While the chicken cooked, Hobotnè prepared the nokedli, a simple and delicious accompaniment. In the U.S., the dish often is as much about the wispy egg noodles it is served over as it is the chicken. In Hungary, the paprikash is the star, with robust tender-chewy Spätzle-like dumplings a sideshow that nonetheless holds its own against the main attraction.
Made from nothing more than flour, eggs, salt and water, the pancake-like batter was spooned onto what resembled a large-holed cheese grater held above a pot of boiling water. Using a flat spatula, Hobotnè smooshed the batter through the holes, letting nodules of it drop into the water. Within minutes, the plump dumplings floated to the top.

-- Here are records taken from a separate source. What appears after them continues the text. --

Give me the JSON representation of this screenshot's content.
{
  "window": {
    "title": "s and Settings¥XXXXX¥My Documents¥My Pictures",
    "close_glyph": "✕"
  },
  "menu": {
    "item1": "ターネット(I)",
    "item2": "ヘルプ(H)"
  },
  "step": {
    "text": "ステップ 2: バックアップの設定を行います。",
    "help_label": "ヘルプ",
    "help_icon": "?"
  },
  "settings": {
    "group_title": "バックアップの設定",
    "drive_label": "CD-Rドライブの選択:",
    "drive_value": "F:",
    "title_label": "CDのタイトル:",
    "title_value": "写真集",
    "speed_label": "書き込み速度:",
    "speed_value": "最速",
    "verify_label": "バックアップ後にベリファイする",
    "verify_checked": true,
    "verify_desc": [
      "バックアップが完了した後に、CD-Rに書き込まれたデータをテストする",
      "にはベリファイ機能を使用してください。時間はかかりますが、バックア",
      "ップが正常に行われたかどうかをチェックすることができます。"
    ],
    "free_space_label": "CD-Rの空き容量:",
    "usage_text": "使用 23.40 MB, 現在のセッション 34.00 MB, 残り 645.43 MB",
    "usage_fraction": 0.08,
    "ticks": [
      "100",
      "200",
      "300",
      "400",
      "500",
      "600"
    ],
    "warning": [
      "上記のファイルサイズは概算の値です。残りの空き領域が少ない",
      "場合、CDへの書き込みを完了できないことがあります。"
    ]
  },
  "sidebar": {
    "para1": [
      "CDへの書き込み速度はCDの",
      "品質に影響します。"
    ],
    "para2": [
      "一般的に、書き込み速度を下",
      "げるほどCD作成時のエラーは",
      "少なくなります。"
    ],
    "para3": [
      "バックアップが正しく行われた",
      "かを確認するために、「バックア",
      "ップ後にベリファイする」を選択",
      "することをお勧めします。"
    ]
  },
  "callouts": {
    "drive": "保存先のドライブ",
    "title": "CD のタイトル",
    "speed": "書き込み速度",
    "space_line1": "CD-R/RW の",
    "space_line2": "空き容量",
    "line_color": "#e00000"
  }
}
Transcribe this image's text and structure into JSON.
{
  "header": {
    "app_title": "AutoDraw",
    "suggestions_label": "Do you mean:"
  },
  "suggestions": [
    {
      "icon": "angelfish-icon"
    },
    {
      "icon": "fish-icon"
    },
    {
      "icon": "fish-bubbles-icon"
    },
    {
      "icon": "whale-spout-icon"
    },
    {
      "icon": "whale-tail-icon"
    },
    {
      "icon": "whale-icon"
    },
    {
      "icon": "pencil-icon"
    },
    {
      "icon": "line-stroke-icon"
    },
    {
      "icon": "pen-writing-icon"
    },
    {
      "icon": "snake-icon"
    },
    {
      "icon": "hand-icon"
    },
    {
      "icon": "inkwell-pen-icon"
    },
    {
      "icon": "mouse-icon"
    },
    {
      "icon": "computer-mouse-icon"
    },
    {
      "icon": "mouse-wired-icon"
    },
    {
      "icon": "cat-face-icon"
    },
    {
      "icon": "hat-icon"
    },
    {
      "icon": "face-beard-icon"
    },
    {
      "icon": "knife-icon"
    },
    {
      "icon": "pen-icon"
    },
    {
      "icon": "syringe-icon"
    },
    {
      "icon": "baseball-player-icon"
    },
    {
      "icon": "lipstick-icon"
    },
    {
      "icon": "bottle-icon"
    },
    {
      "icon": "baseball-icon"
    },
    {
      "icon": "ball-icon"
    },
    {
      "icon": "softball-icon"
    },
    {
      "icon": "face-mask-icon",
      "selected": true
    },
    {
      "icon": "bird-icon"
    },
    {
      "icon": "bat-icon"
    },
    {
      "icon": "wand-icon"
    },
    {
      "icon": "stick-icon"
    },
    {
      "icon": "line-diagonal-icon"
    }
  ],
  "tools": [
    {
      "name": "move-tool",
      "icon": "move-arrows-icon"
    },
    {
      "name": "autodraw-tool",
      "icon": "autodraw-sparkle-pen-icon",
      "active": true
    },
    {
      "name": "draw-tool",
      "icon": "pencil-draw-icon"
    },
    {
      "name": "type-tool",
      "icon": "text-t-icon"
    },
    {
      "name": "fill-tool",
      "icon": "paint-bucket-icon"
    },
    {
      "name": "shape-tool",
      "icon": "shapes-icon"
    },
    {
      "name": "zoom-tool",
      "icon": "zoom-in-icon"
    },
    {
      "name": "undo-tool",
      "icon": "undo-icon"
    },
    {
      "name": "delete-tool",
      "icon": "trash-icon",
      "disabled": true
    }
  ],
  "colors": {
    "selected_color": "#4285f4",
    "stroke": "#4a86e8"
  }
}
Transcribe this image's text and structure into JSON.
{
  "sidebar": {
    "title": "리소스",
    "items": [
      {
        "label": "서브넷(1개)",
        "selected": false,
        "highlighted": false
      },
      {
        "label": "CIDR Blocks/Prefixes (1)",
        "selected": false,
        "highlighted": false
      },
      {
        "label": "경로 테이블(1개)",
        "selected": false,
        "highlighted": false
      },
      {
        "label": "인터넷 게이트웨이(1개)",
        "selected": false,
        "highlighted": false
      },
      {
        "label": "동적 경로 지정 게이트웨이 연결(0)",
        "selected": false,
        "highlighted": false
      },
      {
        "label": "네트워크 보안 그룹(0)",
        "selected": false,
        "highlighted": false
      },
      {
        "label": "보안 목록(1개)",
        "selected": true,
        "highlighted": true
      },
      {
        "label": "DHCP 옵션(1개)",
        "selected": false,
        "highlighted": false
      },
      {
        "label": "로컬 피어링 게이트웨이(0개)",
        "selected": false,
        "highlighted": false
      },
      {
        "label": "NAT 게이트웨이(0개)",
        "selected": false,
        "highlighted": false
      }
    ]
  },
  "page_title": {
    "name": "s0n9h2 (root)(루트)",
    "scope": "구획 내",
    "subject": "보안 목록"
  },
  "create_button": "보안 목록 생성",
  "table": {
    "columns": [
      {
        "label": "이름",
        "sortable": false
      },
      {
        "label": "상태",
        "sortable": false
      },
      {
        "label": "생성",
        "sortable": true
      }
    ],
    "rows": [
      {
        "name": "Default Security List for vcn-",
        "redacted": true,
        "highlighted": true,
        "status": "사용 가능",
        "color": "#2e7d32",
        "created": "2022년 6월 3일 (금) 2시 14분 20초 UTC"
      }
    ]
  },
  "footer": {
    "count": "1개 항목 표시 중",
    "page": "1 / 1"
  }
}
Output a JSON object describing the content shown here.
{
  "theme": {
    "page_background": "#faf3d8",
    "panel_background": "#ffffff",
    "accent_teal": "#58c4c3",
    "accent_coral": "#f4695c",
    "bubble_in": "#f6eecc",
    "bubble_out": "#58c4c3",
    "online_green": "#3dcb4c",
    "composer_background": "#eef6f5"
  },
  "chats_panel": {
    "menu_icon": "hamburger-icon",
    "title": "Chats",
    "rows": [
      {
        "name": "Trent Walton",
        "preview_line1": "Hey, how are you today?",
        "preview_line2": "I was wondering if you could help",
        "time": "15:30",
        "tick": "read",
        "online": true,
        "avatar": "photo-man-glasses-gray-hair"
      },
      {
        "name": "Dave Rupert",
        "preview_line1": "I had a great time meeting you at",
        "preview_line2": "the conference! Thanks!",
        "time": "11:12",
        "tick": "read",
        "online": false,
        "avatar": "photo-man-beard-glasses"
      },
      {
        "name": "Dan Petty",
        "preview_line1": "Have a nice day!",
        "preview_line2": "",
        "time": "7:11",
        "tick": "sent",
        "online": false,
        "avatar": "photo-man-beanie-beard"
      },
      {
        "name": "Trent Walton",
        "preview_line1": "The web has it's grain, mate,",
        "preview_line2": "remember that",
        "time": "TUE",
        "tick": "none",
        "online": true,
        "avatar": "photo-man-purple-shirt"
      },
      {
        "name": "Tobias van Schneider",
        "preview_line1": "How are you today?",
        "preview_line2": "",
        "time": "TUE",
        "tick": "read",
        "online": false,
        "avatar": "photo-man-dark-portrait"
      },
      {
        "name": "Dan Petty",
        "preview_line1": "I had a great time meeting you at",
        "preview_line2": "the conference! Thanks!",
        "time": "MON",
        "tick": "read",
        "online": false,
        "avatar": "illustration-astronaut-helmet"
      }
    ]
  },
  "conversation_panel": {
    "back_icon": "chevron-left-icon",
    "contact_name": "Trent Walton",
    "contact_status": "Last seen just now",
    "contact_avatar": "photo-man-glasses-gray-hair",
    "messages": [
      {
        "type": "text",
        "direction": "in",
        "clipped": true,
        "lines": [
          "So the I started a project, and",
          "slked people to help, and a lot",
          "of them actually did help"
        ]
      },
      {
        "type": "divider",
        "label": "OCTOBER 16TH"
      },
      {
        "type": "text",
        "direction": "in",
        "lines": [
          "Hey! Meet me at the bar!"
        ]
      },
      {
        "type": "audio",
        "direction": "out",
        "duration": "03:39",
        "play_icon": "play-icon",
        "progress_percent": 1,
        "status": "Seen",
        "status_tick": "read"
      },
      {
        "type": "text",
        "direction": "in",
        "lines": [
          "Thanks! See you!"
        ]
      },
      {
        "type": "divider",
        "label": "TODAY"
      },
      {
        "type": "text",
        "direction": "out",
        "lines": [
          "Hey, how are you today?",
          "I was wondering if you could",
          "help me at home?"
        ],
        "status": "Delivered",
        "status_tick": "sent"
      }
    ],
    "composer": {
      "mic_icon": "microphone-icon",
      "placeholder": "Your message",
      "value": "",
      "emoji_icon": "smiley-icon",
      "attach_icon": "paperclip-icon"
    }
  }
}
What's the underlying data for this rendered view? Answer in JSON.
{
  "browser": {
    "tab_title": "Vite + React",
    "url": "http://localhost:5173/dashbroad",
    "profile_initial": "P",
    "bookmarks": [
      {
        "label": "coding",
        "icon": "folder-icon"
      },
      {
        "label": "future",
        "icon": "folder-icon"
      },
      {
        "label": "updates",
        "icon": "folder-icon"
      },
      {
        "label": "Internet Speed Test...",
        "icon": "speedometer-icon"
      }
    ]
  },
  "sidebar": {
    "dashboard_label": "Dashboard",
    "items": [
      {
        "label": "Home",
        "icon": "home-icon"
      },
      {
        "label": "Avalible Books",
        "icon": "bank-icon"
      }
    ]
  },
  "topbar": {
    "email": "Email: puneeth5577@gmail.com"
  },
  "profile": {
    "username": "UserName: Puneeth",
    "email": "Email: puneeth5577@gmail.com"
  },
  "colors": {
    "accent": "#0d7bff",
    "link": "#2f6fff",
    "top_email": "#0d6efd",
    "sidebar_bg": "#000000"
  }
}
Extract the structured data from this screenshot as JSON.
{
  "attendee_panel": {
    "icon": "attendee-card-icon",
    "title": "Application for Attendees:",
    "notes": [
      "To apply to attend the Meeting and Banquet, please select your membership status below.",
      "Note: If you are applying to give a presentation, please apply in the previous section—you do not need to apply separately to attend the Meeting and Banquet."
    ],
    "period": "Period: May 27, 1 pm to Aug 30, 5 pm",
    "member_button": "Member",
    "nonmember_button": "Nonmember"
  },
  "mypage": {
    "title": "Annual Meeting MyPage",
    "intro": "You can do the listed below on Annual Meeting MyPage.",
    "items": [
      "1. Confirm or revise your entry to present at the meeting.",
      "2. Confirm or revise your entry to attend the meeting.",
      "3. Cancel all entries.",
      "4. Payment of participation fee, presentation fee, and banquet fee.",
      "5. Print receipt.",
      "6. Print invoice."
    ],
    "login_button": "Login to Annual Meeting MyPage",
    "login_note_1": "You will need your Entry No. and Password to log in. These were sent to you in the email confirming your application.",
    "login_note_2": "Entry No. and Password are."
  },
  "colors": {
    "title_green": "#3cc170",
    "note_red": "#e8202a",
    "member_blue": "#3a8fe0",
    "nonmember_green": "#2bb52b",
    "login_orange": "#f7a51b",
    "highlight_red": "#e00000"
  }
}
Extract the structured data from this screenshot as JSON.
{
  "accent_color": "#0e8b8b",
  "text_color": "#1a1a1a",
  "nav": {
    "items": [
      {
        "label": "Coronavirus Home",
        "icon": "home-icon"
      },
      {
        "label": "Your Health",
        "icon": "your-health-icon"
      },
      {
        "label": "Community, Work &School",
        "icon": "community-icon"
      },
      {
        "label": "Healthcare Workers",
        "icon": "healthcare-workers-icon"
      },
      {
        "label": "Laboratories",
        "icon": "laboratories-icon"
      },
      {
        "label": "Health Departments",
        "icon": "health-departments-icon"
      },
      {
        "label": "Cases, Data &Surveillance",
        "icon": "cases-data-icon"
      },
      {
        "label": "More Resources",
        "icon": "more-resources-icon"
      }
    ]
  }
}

When the chicken was done, Hobotnè reached for yet another form of paprika, this time a thick tomato paste-like puree. Made from pureed fresh and roasted peppers, chili flakes and vinegar, it had a bright, tangy flavor layered over earthy richness and spice. She stirred in bold spoonfuls of it, nearly matching the volume of dried paprika.
The final stroke? Ladling out a bit of the liquid—of which there actually was very little thanks to simmering uncovered—and stirred about a cup of sour cream into it before returning the mixture to the pot. Dumplings and paprikash married on the plate, a neat pile of cucumber salad on the side. The result? Unbelievably delicious.
The onions had almost melted into the sauce, adding sweetness that both balanced and complemented the richness of the various paprikas. The sour cream gave everything a rounded creaminess that itself was balanced by the spice of the hot paprika. The chicken was moist and fork-tender. The nokedli were the perfect sponge, the cucumbers the perfect foil.
Most importantly, there was a brightness that had been lacking in so many other versions I’d had, a brightness added by the paprika puree. Once again proving that more paprika—and more paprika varieties—is the secret to great paprikash.